From the Taussig collection the library has acquired a number of rare volumes dealing with commercial law. Most date to the eighteenth century, and many offer insights into the practices of local English merchants and the statutory and case law which regulated them. The volume, Points in Law and Equity (London, 1792), aims to aid merchants who lacked “information as to many of the points of law” concerning the “immense” volume of commerce that passed daily throughout England. Organized as a digest with alphabetically-arranged precepts excerpted from statutes and case reports, it advises that promissory notes, where money is knowingly lent for the sake of gambling, are void (37); or that a factor (or commercial employee) to whom a balance is due, has a lien on the goods of the owner in the employee’s possession (96). A contemporary work, The Law of Trade, or A Digest of the Law, gives a fuller summary of important case law on legal questions relating to merchants and trade. Our volume has no place or date—though it was published probably around 1800—and has not been located in other libraries.
Several of the books on commerce and merchant law are more international in scope. The Lex Mercatoria Rediviva, or the Merchant’s Directory (London, 1751?), deals with aspects of trade familiar since the medieval period, including bills of exchange and maritime insurance, but also treats complex contemporary cases and guides merchants through the intricacies of trade in foreign countries.
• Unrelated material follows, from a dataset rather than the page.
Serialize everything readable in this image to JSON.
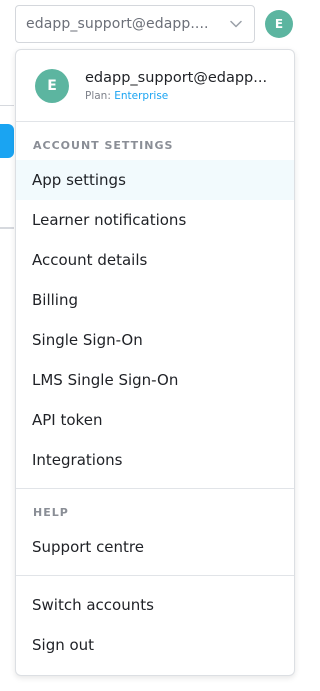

The work is a terrific resource for studying the laws and customs in force in European countries in the mid-eighteenth century, and a good source for the products and economies merchants navigated as they traveled between ports and inland markets.
The Taussig acquisitions were funded in large part by a generous grant from Yale Law School’s Oscar M. Ruebhausen Fund.
– RYAN GREENWOOD, Rare Book Fellow